Website and app data records

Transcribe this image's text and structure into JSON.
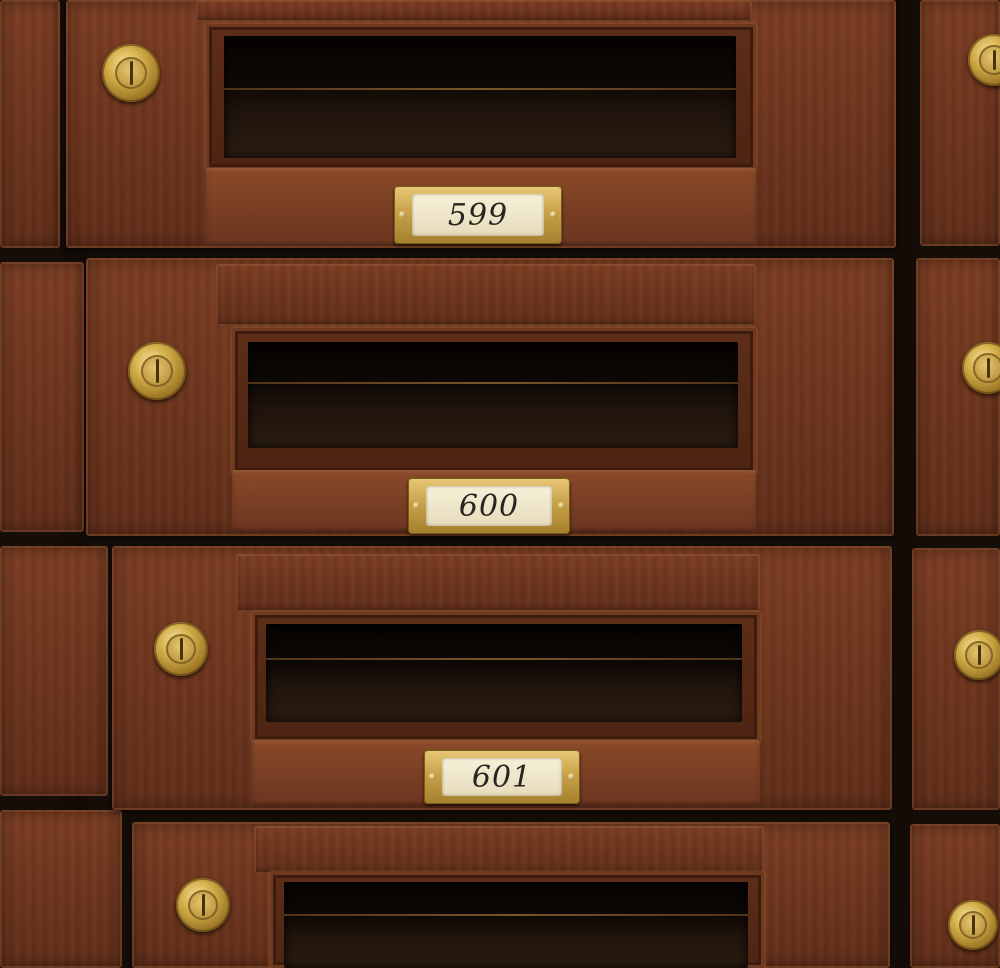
{
  "scene": "wooden-mailboxes",
  "colors": {
    "wood": "#6e351d",
    "brass": "#c9a24a",
    "slot": "#0e0805",
    "card": "#f2ead0"
  },
  "mailboxes": [
    {
      "number": "599"
    },
    {
      "number": "600"
    },
    {
      "number": "601"
    }
  ]
}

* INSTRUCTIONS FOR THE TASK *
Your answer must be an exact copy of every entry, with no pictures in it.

* ANSWER TO THE EXERCISE *
Transcribe this image's text and structure into JSON.
{
  "scene": "wooden-mailboxes",
  "colors": {
    "wood": "#6e351d",
    "brass": "#c9a24a",
    "slot": "#0e0805",
    "card": "#f2ead0"
  },
  "mailboxes": [
    {
      "number": "599"
    },
    {
      "number": "600"
    },
    {
      "number": "601"
    }
  ]
}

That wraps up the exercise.